__YOUR ASSIGNMENT__.
Go through the records and write each one out again exactly.

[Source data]
▼

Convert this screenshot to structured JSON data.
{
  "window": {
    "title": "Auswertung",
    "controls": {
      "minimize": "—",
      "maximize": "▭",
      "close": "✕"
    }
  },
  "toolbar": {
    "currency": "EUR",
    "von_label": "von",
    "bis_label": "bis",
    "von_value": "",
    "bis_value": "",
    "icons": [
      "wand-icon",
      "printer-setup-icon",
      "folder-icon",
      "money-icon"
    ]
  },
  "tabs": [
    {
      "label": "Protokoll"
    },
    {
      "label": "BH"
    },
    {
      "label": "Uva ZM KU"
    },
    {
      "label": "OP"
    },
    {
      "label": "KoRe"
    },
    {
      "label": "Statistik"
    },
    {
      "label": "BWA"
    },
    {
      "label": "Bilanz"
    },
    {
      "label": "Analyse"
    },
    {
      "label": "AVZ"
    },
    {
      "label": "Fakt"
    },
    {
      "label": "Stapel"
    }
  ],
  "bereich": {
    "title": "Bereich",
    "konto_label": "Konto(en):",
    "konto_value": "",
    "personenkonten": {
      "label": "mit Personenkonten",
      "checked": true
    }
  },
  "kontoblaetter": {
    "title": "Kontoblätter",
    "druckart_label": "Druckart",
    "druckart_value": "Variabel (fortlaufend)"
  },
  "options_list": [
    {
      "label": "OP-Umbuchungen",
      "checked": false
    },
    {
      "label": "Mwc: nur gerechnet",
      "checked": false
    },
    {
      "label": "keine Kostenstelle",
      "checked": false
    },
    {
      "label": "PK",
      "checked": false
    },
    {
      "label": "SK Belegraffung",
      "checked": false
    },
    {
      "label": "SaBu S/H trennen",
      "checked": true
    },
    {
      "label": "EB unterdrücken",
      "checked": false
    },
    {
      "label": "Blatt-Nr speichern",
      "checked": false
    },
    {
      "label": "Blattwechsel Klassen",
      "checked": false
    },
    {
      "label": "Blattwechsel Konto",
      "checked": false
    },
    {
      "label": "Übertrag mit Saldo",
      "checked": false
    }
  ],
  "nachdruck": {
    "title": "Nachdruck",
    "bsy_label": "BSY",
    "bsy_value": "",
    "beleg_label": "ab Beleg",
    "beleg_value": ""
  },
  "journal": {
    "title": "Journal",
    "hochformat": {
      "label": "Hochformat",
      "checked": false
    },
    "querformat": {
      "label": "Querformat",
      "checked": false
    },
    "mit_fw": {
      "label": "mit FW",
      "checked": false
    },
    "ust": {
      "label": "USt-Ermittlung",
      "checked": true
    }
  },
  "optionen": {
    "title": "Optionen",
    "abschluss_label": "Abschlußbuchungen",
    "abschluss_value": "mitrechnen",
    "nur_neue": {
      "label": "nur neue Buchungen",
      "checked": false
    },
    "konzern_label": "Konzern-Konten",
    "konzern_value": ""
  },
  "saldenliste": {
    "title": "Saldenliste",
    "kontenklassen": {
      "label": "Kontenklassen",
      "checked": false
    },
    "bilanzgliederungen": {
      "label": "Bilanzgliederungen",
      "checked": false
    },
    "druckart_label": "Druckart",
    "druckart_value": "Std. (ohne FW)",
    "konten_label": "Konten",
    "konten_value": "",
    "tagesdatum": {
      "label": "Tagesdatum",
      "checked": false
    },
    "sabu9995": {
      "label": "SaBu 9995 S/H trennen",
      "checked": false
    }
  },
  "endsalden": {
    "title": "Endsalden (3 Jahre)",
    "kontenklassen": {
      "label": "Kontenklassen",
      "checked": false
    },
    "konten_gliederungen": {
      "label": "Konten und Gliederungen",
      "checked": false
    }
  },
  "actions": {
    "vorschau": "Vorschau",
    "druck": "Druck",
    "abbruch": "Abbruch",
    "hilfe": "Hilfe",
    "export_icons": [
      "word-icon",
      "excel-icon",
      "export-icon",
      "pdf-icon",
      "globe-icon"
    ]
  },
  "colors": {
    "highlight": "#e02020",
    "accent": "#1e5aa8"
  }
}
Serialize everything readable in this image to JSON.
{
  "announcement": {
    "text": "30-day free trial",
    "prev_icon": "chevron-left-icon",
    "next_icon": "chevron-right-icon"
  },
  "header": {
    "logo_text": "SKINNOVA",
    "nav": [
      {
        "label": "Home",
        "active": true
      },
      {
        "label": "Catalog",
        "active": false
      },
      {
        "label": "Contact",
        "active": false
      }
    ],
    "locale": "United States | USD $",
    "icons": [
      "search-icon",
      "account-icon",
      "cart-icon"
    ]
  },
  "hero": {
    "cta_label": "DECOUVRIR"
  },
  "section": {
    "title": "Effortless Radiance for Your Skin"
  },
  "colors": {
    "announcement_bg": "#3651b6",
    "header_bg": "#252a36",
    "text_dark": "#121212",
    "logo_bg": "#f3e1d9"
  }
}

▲

__ANSWER BOX__.
Convert this screenshot to structured JSON data.
{
  "window": {
    "title": "Auswertung",
    "controls": {
      "minimize": "—",
      "maximize": "▭",
      "close": "✕"
    }
  },
  "toolbar": {
    "currency": "EUR",
    "von_label": "von",
    "bis_label": "bis",
    "von_value": "",
    "bis_value": "",
    "icons": [
      "wand-icon",
      "printer-setup-icon",
      "folder-icon",
      "money-icon"
    ]
  },
  "tabs": [
    {
      "label": "Protokoll"
    },
    {
      "label": "BH"
    },
    {
      "label": "Uva ZM KU"
    },
    {
      "label": "OP"
    },
    {
      "label": "KoRe"
    },
    {
      "label": "Statistik"
    },
    {
      "label": "BWA"
    },
    {
      "label": "Bilanz"
    },
    {
      "label": "Analyse"
    },
    {
      "label": "AVZ"
    },
    {
      "label": "Fakt"
    },
    {
      "label": "Stapel"
    }
  ],
  "bereich": {
    "title": "Bereich",
    "konto_label": "Konto(en):",
    "konto_value": "",
    "personenkonten": {
      "label": "mit Personenkonten",
      "checked": true
    }
  },
  "kontoblaetter": {
    "title": "Kontoblätter",
    "druckart_label": "Druckart",
    "druckart_value": "Variabel (fortlaufend)"
  },
  "options_list": [
    {
      "label": "OP-Umbuchungen",
      "checked": false
    },
    {
      "label": "Mwc: nur gerechnet",
      "checked": false
    },
    {
      "label": "keine Kostenstelle",
      "checked": false
    },
    {
      "label": "PK",
      "checked": false
    },
    {
      "label": "SK Belegraffung",
      "checked": false
    },
    {
      "label": "SaBu S/H trennen",
      "checked": true
    },
    {
      "label": "EB unterdrücken",
      "checked": false
    },
    {
      "label": "Blatt-Nr speichern",
      "checked": false
    },
    {
      "label": "Blattwechsel Klassen",
      "checked": false
    },
    {
      "label": "Blattwechsel Konto",
      "checked": false
    },
    {
      "label": "Übertrag mit Saldo",
      "checked": false
    }
  ],
  "nachdruck": {
    "title": "Nachdruck",
    "bsy_label": "BSY",
    "bsy_value": "",
    "beleg_label": "ab Beleg",
    "beleg_value": ""
  },
  "journal": {
    "title": "Journal",
    "hochformat": {
      "label": "Hochformat",
      "checked": false
    },
    "querformat": {
      "label": "Querformat",
      "checked": false
    },
    "mit_fw": {
      "label": "mit FW",
      "checked": false
    },
    "ust": {
      "label": "USt-Ermittlung",
      "checked": true
    }
  },
  "optionen": {
    "title": "Optionen",
    "abschluss_label": "Abschlußbuchungen",
    "abschluss_value": "mitrechnen",
    "nur_neue": {
      "label": "nur neue Buchungen",
      "checked": false
    },
    "konzern_label": "Konzern-Konten",
    "konzern_value": ""
  },
  "saldenliste": {
    "title": "Saldenliste",
    "kontenklassen": {
      "label": "Kontenklassen",
      "checked": false
    },
    "bilanzgliederungen": {
      "label": "Bilanzgliederungen",
      "checked": false
    },
    "druckart_label": "Druckart",
    "druckart_value": "Std. (ohne FW)",
    "konten_label": "Konten",
    "konten_value": "",
    "tagesdatum": {
      "label": "Tagesdatum",
      "checked": false
    },
    "sabu9995": {
      "label": "SaBu 9995 S/H trennen",
      "checked": false
    }
  },
  "endsalden": {
    "title": "Endsalden (3 Jahre)",
    "kontenklassen": {
      "label": "Kontenklassen",
      "checked": false
    },
    "konten_gliederungen": {
      "label": "Konten und Gliederungen",
      "checked": false
    }
  },
  "actions": {
    "vorschau": "Vorschau",
    "druck": "Druck",
    "abbruch": "Abbruch",
    "hilfe": "Hilfe",
    "export_icons": [
      "word-icon",
      "excel-icon",
      "export-icon",
      "pdf-icon",
      "globe-icon"
    ]
  },
  "colors": {
    "highlight": "#e02020",
    "accent": "#1e5aa8"
  }
}
Serialize everything readable in this image to JSON.
{
  "announcement": {
    "text": "30-day free trial",
    "prev_icon": "chevron-left-icon",
    "next_icon": "chevron-right-icon"
  },
  "header": {
    "logo_text": "SKINNOVA",
    "nav": [
      {
        "label": "Home",
        "active": true
      },
      {
        "label": "Catalog",
        "active": false
      },
      {
        "label": "Contact",
        "active": false
      }
    ],
    "locale": "United States | USD $",
    "icons": [
      "search-icon",
      "account-icon",
      "cart-icon"
    ]
  },
  "hero": {
    "cta_label": "DECOUVRIR"
  },
  "section": {
    "title": "Effortless Radiance for Your Skin"
  },
  "colors": {
    "announcement_bg": "#3651b6",
    "header_bg": "#252a36",
    "text_dark": "#121212",
    "logo_bg": "#f3e1d9"
  }
}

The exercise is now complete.